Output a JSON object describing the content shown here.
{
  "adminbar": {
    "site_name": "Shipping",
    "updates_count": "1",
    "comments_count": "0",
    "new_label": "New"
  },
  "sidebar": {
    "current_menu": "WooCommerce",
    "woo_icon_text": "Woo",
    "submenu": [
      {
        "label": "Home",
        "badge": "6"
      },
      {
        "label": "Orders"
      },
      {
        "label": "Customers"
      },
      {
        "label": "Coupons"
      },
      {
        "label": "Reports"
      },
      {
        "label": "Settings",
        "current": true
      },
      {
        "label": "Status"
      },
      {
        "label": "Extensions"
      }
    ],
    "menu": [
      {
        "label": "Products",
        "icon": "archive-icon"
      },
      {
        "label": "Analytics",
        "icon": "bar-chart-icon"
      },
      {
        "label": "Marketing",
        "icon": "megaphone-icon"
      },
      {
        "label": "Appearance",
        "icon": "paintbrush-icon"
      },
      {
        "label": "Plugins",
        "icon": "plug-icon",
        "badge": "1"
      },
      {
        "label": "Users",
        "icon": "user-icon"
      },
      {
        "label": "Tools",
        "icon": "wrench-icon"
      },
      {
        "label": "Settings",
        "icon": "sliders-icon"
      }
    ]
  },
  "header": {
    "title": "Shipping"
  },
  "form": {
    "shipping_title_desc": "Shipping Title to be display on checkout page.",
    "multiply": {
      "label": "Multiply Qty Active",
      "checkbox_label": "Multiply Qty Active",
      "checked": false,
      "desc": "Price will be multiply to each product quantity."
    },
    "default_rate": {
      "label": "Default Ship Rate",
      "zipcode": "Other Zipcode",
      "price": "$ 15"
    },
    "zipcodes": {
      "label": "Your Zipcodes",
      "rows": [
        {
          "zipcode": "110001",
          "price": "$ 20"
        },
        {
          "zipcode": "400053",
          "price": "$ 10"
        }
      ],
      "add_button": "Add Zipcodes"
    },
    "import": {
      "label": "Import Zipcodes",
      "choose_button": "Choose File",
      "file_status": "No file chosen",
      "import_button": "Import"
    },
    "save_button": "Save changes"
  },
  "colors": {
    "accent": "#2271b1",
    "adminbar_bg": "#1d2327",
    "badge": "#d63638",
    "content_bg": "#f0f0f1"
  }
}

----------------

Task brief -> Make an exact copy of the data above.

Solved problem ->
Output a JSON object describing the content shown here.
{
  "adminbar": {
    "site_name": "Shipping",
    "updates_count": "1",
    "comments_count": "0",
    "new_label": "New"
  },
  "sidebar": {
    "current_menu": "WooCommerce",
    "woo_icon_text": "Woo",
    "submenu": [
      {
        "label": "Home",
        "badge": "6"
      },
      {
        "label": "Orders"
      },
      {
        "label": "Customers"
      },
      {
        "label": "Coupons"
      },
      {
        "label": "Reports"
      },
      {
        "label": "Settings",
        "current": true
      },
      {
        "label": "Status"
      },
      {
        "label": "Extensions"
      }
    ],
    "menu": [
      {
        "label": "Products",
        "icon": "archive-icon"
      },
      {
        "label": "Analytics",
        "icon": "bar-chart-icon"
      },
      {
        "label": "Marketing",
        "icon": "megaphone-icon"
      },
      {
        "label": "Appearance",
        "icon": "paintbrush-icon"
      },
      {
        "label": "Plugins",
        "icon": "plug-icon",
        "badge": "1"
      },
      {
        "label": "Users",
        "icon": "user-icon"
      },
      {
        "label": "Tools",
        "icon": "wrench-icon"
      },
      {
        "label": "Settings",
        "icon": "sliders-icon"
      }
    ]
  },
  "header": {
    "title": "Shipping"
  },
  "form": {
    "shipping_title_desc": "Shipping Title to be display on checkout page.",
    "multiply": {
      "label": "Multiply Qty Active",
      "checkbox_label": "Multiply Qty Active",
      "checked": false,
      "desc": "Price will be multiply to each product quantity."
    },
    "default_rate": {
      "label": "Default Ship Rate",
      "zipcode": "Other Zipcode",
      "price": "$ 15"
    },
    "zipcodes": {
      "label": "Your Zipcodes",
      "rows": [
        {
          "zipcode": "110001",
          "price": "$ 20"
        },
        {
          "zipcode": "400053",
          "price": "$ 10"
        }
      ],
      "add_button": "Add Zipcodes"
    },
    "import": {
      "label": "Import Zipcodes",
      "choose_button": "Choose File",
      "file_status": "No file chosen",
      "import_button": "Import"
    },
    "save_button": "Save changes"
  },
  "colors": {
    "accent": "#2271b1",
    "adminbar_bg": "#1d2327",
    "badge": "#d63638",
    "content_bg": "#f0f0f1"
  }
}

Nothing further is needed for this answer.